I guess it’s just coincidence your suit fits too, Mr. Bond.
“Mr Bond, they have a saying in Chicago: Once is happenstance. Twice is coincidence. The third time it’s enemy action.”
AT&T is reacting to Google’s Austin announcement with the same paranoia that Auric Goldfinger eyed James Bond on their second, not-so-accidental meeting. The Texas capital is now positioned to get gigabit service from both companies.
It’s Google’s second venture into fiber to the home service, which could mean they just want to check results from what is still an experiment in Kansas City. Or they’ve decided it’s time to disrupt the hell out of the telecoms industry.
I’ve been analysing and projecting subscriber ramps for more than twenty years, and I wouldn’t want to test my modeling against Google’s algorithms. It could be the Kansas City take rates alone justify the money invested. But I don’t think so. Not yet.

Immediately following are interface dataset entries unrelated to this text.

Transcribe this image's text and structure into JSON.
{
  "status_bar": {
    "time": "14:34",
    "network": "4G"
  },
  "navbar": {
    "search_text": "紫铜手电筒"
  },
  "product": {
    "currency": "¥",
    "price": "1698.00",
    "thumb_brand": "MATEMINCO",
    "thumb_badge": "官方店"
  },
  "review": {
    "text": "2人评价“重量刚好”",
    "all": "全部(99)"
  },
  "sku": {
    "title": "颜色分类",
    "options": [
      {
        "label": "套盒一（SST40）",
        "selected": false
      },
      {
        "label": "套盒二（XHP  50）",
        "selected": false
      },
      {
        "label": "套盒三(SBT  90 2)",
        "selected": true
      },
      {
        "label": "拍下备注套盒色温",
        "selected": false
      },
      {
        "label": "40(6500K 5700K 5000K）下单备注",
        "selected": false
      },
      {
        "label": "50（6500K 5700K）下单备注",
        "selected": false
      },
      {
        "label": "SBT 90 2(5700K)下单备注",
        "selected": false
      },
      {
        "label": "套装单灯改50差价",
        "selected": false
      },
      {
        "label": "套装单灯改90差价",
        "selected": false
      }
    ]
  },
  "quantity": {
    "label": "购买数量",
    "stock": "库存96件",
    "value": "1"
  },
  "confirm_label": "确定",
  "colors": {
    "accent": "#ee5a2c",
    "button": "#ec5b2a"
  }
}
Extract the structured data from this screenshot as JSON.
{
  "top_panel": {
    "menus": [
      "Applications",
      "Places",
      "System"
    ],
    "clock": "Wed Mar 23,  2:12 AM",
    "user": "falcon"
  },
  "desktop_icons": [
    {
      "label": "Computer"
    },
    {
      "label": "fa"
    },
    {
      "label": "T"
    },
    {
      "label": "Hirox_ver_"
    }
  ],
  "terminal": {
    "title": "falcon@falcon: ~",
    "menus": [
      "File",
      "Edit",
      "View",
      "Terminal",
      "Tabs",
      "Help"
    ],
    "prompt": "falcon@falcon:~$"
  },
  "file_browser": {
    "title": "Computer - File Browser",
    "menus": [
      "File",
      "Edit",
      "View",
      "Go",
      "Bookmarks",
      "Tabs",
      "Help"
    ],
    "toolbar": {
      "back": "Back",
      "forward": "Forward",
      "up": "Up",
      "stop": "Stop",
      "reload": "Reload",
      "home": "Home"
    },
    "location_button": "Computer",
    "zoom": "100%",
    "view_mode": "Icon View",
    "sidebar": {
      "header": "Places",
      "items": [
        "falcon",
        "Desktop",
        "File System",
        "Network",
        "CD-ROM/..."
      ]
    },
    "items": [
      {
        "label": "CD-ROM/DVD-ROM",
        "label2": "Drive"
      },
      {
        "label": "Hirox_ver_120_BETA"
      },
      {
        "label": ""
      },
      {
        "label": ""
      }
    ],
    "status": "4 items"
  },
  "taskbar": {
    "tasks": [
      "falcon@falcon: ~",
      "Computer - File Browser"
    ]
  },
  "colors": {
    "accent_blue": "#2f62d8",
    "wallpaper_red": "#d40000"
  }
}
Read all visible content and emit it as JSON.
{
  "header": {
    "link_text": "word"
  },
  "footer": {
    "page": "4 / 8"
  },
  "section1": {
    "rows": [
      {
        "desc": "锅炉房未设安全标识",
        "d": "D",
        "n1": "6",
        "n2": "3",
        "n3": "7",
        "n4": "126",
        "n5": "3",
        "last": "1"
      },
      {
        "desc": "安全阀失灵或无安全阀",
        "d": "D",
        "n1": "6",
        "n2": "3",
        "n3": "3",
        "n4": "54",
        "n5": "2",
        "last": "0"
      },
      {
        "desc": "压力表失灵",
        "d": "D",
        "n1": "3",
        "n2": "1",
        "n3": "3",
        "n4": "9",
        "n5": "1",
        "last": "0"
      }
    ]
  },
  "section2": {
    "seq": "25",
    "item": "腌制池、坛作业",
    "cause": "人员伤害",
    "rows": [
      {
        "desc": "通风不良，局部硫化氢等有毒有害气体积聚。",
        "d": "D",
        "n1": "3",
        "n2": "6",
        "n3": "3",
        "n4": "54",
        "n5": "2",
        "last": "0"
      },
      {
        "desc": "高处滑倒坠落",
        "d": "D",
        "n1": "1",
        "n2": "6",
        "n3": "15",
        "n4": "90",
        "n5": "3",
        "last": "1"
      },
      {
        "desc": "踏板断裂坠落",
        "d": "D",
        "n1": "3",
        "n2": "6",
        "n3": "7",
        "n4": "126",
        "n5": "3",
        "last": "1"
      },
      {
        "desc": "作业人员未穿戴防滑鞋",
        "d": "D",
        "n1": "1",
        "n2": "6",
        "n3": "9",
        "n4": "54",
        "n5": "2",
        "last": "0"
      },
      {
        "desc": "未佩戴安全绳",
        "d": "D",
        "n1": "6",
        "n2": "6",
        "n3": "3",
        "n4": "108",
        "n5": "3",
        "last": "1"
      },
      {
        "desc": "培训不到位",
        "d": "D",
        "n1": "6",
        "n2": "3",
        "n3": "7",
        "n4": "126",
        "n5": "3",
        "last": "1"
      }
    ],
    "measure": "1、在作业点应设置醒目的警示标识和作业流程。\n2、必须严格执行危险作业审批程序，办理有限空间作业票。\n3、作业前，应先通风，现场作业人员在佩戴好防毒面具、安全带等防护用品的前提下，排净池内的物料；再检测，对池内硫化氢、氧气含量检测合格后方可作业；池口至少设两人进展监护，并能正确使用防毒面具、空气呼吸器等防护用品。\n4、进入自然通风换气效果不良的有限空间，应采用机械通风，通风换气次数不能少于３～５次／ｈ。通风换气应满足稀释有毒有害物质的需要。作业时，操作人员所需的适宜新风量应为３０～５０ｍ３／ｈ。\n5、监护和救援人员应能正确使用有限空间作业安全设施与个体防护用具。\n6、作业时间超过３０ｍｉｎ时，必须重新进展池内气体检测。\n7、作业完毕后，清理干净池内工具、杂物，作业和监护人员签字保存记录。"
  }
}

Google’s core business would greatly benefit from nationwide FTTH service in the U.S. The more bandwidth that’s available to homes and businesses, the more digital services they can deliver and the more advertising they can sell. Those are high margin businesses that Google dominates. Broadband service, on the other hand, is not.
Goading AT&T (and Verizon and Comcast and the rest) into pulling more residential and small business fiber still has to be Plan A for Google, and judging from AT&T’s response it’s working. There’s no indication that the Kansas City system is delivering a sufficient return on investment – on its own – to support a national roll out.
Today’s announcement, though, means that it might be a makeable business case. AT&T’s “me too” announcement says they think Google’s Plan B – enemy action – is a big step closer.